═════ Exercise material

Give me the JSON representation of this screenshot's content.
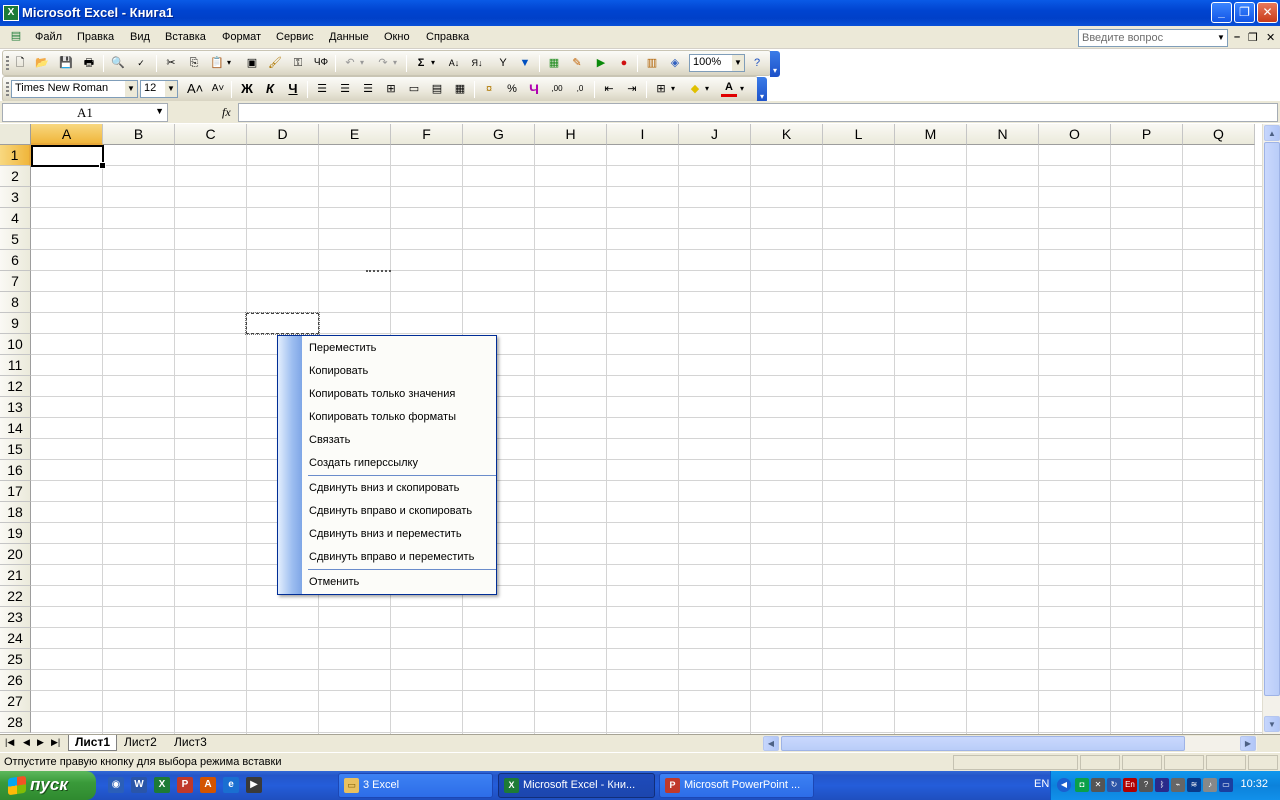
{
  "window": {
    "title": "Microsoft Excel - Книга1",
    "app_icon": "excel-icon"
  },
  "menu": {
    "items": [
      "Файл",
      "Правка",
      "Вид",
      "Вставка",
      "Формат",
      "Сервис",
      "Данные",
      "Окно",
      "Справка"
    ],
    "help_placeholder": "Введите вопрос"
  },
  "standard_toolbar": {
    "zoom": "100%"
  },
  "formatting_toolbar": {
    "font": "Times New Roman",
    "size": "12",
    "bold": "Ж",
    "italic": "К",
    "underline": "Ч",
    "percent": "%"
  },
  "formula_bar": {
    "name_box": "A1",
    "fx": "fx",
    "formula": ""
  },
  "grid": {
    "columns": [
      "A",
      "B",
      "C",
      "D",
      "E",
      "F",
      "G",
      "H",
      "I",
      "J",
      "K",
      "L",
      "M",
      "N",
      "O",
      "P",
      "Q"
    ],
    "rows": [
      "1",
      "2",
      "3",
      "4",
      "5",
      "6",
      "7",
      "8",
      "9",
      "10",
      "11",
      "12",
      "13",
      "14",
      "15",
      "16",
      "17",
      "18",
      "19",
      "20",
      "21",
      "22",
      "23",
      "24",
      "25",
      "26",
      "27",
      "28"
    ],
    "active_cell": "A1"
  },
  "context_menu": {
    "items": [
      {
        "label": "Переместить"
      },
      {
        "label": "Копировать"
      },
      {
        "label": "Копировать только значения"
      },
      {
        "label": "Копировать только форматы"
      },
      {
        "label": "Связать"
      },
      {
        "label": "Создать гиперссылку"
      },
      {
        "label": "Сдвинуть вниз и скопировать"
      },
      {
        "label": "Сдвинуть вправо и скопировать"
      },
      {
        "label": "Сдвинуть вниз и переместить"
      },
      {
        "label": "Сдвинуть вправо и переместить"
      },
      {
        "label": "Отменить"
      }
    ]
  },
  "sheets": {
    "tabs": [
      "Лист1",
      "Лист2",
      "Лист3"
    ],
    "active": "Лист1"
  },
  "status": {
    "text": "Отпустите правую кнопку для выбора режима вставки"
  },
  "taskbar": {
    "start_label": "пуск",
    "tasks": [
      {
        "label": "3 Excel"
      },
      {
        "label": "Microsoft Excel - Кни..."
      },
      {
        "label": "Microsoft PowerPoint ..."
      }
    ],
    "language": "EN",
    "clock": "10:32"
  },
  "colors": {
    "titlebar": "#0a5ae6",
    "selection_header": "#f0b63c",
    "menu_border": "#002d96",
    "taskbar": "#245dda"
  }
}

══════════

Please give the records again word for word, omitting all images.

Give me the JSON representation of this screenshot's content.
{
  "window": {
    "title": "Microsoft Excel - Книга1",
    "app_icon": "excel-icon"
  },
  "menu": {
    "items": [
      "Файл",
      "Правка",
      "Вид",
      "Вставка",
      "Формат",
      "Сервис",
      "Данные",
      "Окно",
      "Справка"
    ],
    "help_placeholder": "Введите вопрос"
  },
  "standard_toolbar": {
    "zoom": "100%"
  },
  "formatting_toolbar": {
    "font": "Times New Roman",
    "size": "12",
    "bold": "Ж",
    "italic": "К",
    "underline": "Ч",
    "percent": "%"
  },
  "formula_bar": {
    "name_box": "A1",
    "fx": "fx",
    "formula": ""
  },
  "grid": {
    "columns": [
      "A",
      "B",
      "C",
      "D",
      "E",
      "F",
      "G",
      "H",
      "I",
      "J",
      "K",
      "L",
      "M",
      "N",
      "O",
      "P",
      "Q"
    ],
    "rows": [
      "1",
      "2",
      "3",
      "4",
      "5",
      "6",
      "7",
      "8",
      "9",
      "10",
      "11",
      "12",
      "13",
      "14",
      "15",
      "16",
      "17",
      "18",
      "19",
      "20",
      "21",
      "22",
      "23",
      "24",
      "25",
      "26",
      "27",
      "28"
    ],
    "active_cell": "A1"
  },
  "context_menu": {
    "items": [
      {
        "label": "Переместить"
      },
      {
        "label": "Копировать"
      },
      {
        "label": "Копировать только значения"
      },
      {
        "label": "Копировать только форматы"
      },
      {
        "label": "Связать"
      },
      {
        "label": "Создать гиперссылку"
      },
      {
        "label": "Сдвинуть вниз и скопировать"
      },
      {
        "label": "Сдвинуть вправо и скопировать"
      },
      {
        "label": "Сдвинуть вниз и переместить"
      },
      {
        "label": "Сдвинуть вправо и переместить"
      },
      {
        "label": "Отменить"
      }
    ]
  },
  "sheets": {
    "tabs": [
      "Лист1",
      "Лист2",
      "Лист3"
    ],
    "active": "Лист1"
  },
  "status": {
    "text": "Отпустите правую кнопку для выбора режима вставки"
  },
  "taskbar": {
    "start_label": "пуск",
    "tasks": [
      {
        "label": "3 Excel"
      },
      {
        "label": "Microsoft Excel - Кни..."
      },
      {
        "label": "Microsoft PowerPoint ..."
      }
    ],
    "language": "EN",
    "clock": "10:32"
  },
  "colors": {
    "titlebar": "#0a5ae6",
    "selection_header": "#f0b63c",
    "menu_border": "#002d96",
    "taskbar": "#245dda"
  }
}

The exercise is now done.